PubMed | Center hospitalier Laennec and Hopital University Jean Minjoz
Type: Journal Article | Journal: Presse medicale (Paris, France : 1983) | Year: 2016

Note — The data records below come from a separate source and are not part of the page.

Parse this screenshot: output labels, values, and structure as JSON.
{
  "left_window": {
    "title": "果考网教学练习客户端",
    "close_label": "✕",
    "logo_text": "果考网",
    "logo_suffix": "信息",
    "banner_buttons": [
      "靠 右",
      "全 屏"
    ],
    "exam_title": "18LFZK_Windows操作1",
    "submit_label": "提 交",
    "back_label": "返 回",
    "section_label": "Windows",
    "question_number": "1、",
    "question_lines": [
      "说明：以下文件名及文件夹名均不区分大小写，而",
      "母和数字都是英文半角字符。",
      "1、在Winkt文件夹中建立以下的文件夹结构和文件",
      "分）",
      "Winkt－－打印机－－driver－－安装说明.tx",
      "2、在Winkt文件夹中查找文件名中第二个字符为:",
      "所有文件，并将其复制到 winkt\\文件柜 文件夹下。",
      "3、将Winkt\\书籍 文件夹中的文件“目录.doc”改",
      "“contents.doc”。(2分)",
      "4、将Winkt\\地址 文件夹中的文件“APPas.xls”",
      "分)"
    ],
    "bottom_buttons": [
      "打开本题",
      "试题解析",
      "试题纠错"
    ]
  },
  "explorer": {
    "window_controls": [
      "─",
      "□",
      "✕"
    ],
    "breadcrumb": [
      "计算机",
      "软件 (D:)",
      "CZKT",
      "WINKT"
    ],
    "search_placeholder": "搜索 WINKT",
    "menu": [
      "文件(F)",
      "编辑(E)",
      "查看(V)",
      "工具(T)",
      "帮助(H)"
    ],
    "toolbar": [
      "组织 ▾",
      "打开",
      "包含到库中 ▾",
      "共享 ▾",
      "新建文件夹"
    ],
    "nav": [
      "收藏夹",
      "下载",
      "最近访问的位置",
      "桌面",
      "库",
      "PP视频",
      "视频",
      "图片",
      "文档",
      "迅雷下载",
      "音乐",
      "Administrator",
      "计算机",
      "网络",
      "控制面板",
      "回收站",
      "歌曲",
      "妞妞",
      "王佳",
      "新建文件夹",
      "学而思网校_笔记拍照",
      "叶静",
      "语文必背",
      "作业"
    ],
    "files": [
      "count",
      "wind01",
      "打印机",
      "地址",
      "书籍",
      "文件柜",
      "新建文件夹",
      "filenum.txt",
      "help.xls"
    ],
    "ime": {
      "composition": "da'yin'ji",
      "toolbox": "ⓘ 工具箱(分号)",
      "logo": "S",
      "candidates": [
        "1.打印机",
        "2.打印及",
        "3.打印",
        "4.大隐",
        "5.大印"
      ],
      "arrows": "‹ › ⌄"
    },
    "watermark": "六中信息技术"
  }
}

Hepatopulmonary syndrome (HPS) is defined by the association of portal hypertension, increased alveolar-arterial oxygen gradient and intrapulmonary vascular dilations. Pathophysiological mechanisms of hypoxemia are characterized by ventilation-perfusion mismatch, oxygen diffusion limitation between alveolus and the centre of the dilated capillary, and right-to-left shunting. An excess of vasodilator molecules (like nitric monoxide) and proangiogenic factors (like VEGF) play an important role in the occurrence of HPS. Symptoms of HPS are not specific and dominated by a progressive dyspnea in upright position. Pulse oximetry is a simple non-invasive screening test but only detect the most severe forms of HPS. Medical treatment is disappointing and only liver transplantation may lead to resolution of HPS. Survival following liver transplantation is promising when hypoxemia is not severely decreased.